Reproduce the data in its entirety, exactly as written.

SUPPLIED RECORDS START

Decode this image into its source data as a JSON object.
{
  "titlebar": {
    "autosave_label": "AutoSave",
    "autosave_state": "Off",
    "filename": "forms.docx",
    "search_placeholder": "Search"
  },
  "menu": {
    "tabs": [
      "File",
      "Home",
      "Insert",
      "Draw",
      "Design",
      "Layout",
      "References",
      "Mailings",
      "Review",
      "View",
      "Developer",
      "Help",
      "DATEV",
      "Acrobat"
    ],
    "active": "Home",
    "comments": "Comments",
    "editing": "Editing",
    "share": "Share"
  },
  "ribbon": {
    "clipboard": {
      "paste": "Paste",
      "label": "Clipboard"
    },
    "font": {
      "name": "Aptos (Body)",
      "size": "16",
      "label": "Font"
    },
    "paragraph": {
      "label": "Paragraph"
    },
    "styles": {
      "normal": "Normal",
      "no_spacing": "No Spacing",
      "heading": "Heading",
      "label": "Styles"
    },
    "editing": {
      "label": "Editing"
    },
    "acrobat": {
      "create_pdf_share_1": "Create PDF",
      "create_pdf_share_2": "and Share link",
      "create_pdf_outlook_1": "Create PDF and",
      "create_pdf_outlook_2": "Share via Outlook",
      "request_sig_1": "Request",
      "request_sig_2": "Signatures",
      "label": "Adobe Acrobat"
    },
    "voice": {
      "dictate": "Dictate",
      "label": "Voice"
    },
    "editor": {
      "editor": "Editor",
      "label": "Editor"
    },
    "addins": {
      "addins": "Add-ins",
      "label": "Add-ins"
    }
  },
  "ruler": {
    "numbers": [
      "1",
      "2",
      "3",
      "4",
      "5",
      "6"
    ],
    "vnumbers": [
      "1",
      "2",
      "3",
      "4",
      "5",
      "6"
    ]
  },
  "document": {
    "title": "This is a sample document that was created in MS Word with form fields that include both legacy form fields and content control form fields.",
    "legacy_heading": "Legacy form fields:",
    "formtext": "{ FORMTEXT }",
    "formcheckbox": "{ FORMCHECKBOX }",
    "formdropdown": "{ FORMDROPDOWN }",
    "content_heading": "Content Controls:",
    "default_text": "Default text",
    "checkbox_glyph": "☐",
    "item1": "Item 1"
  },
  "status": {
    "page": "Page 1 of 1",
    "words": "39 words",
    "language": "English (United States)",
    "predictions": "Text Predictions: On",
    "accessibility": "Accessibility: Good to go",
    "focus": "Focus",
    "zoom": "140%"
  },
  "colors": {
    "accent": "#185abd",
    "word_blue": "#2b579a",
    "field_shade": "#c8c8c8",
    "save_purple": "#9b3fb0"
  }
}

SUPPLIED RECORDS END

YOUR SOLUTION:
Decode this image into its source data as a JSON object.
{
  "titlebar": {
    "autosave_label": "AutoSave",
    "autosave_state": "Off",
    "filename": "forms.docx",
    "search_placeholder": "Search"
  },
  "menu": {
    "tabs": [
      "File",
      "Home",
      "Insert",
      "Draw",
      "Design",
      "Layout",
      "References",
      "Mailings",
      "Review",
      "View",
      "Developer",
      "Help",
      "DATEV",
      "Acrobat"
    ],
    "active": "Home",
    "comments": "Comments",
    "editing": "Editing",
    "share": "Share"
  },
  "ribbon": {
    "clipboard": {
      "paste": "Paste",
      "label": "Clipboard"
    },
    "font": {
      "name": "Aptos (Body)",
      "size": "16",
      "label": "Font"
    },
    "paragraph": {
      "label": "Paragraph"
    },
    "styles": {
      "normal": "Normal",
      "no_spacing": "No Spacing",
      "heading": "Heading",
      "label": "Styles"
    },
    "editing": {
      "label": "Editing"
    },
    "acrobat": {
      "create_pdf_share_1": "Create PDF",
      "create_pdf_share_2": "and Share link",
      "create_pdf_outlook_1": "Create PDF and",
      "create_pdf_outlook_2": "Share via Outlook",
      "request_sig_1": "Request",
      "request_sig_2": "Signatures",
      "label": "Adobe Acrobat"
    },
    "voice": {
      "dictate": "Dictate",
      "label": "Voice"
    },
    "editor": {
      "editor": "Editor",
      "label": "Editor"
    },
    "addins": {
      "addins": "Add-ins",
      "label": "Add-ins"
    }
  },
  "ruler": {
    "numbers": [
      "1",
      "2",
      "3",
      "4",
      "5",
      "6"
    ],
    "vnumbers": [
      "1",
      "2",
      "3",
      "4",
      "5",
      "6"
    ]
  },
  "document": {
    "title": "This is a sample document that was created in MS Word with form fields that include both legacy form fields and content control form fields.",
    "legacy_heading": "Legacy form fields:",
    "formtext": "{ FORMTEXT }",
    "formcheckbox": "{ FORMCHECKBOX }",
    "formdropdown": "{ FORMDROPDOWN }",
    "content_heading": "Content Controls:",
    "default_text": "Default text",
    "checkbox_glyph": "☐",
    "item1": "Item 1"
  },
  "status": {
    "page": "Page 1 of 1",
    "words": "39 words",
    "language": "English (United States)",
    "predictions": "Text Predictions: On",
    "accessibility": "Accessibility: Good to go",
    "focus": "Focus",
    "zoom": "140%"
  },
  "colors": {
    "accent": "#185abd",
    "word_blue": "#2b579a",
    "field_shade": "#c8c8c8",
    "save_purple": "#9b3fb0"
  }
}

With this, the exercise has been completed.